### 6 Translation Procedure

The automated translation of a logical constraint to a linear mathematical constraint in LPL is
done in several steps applying various rules. Each rule is applied recursively on an (constraint)
expression tree. In the following transformation procedure, the index-set i ∈{1,…,n} is used for
indexed expressions, the names x and y or there indexed form x_{i} are used to denote arbitrary
expressions or just variables. The letter x or v_{i} denotes a single or indexed binary
variable.

To understand the transformation procedure, the concept of a “syntax tree” and the concept
of “cut-off” are introduced first. A syntax tree is a particular representation of an
arbitrary (constraint) expression. Figure 1 shows the syntax trees of the following three
expressions:

For binary operators like + (addition) or ∨ (or operator), the node (represented as a ellipse)
has a left and a right child connected by an arc, for unary operators like ¬ there is only a left
child (the right is a null pointer, see the node not.

Indexed operators as well as function calls are considered as unary operators: See Figure 2
which represents the three syntax trees of the expressions:

The concept of “cut-off” is the operation of cutting a subtree off the main syntax tree. In
mathematics, this operation is called “substitution”: a (sub-)expression is replaced by an
additional variable as in the following expression where yz is substituted by an additional
variable w :

Represented as a syntax tree, the original tree is decomposed into two (smaller) trees
as shown in Figure 3, the left trees is decomposed into the two expressions on the
right.

Boolean expressions can also be cut-off. In this case, the equality sign (=) must be replaced
by equivalence (↔). In most cases, however an implication (→) is sufficient. An example is
given as follows with x and y being Boolean propositions and p and q are numerical (real)
variables (the trees are shown in Figure 4) :

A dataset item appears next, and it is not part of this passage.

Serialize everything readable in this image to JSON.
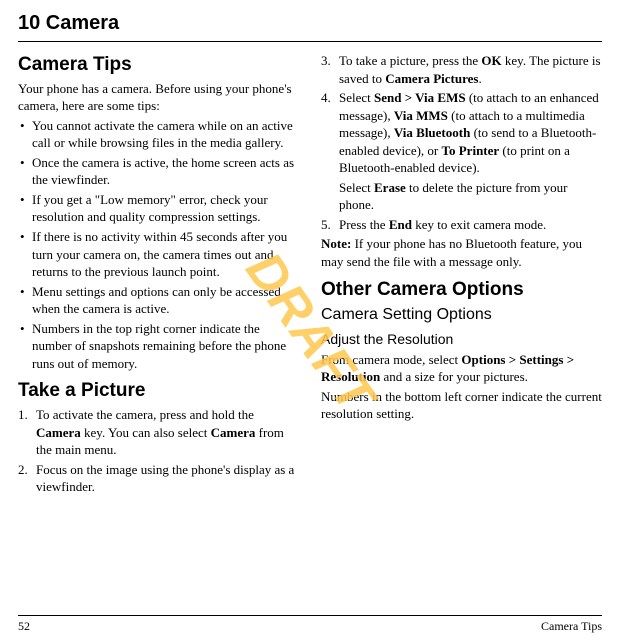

In the procedure below, a subtree containing real variables, numerical or relational operators
and where the root node is not a logical operator, is called R-subtree. For example, in
the left part of Figure 4, the subtree with the root of ≥ is a R-tree. The sequence
in which the following steps are applied has a large influence on on how efficient
the resulting expressions are. The sequence can somewhat change depending on the
expressions.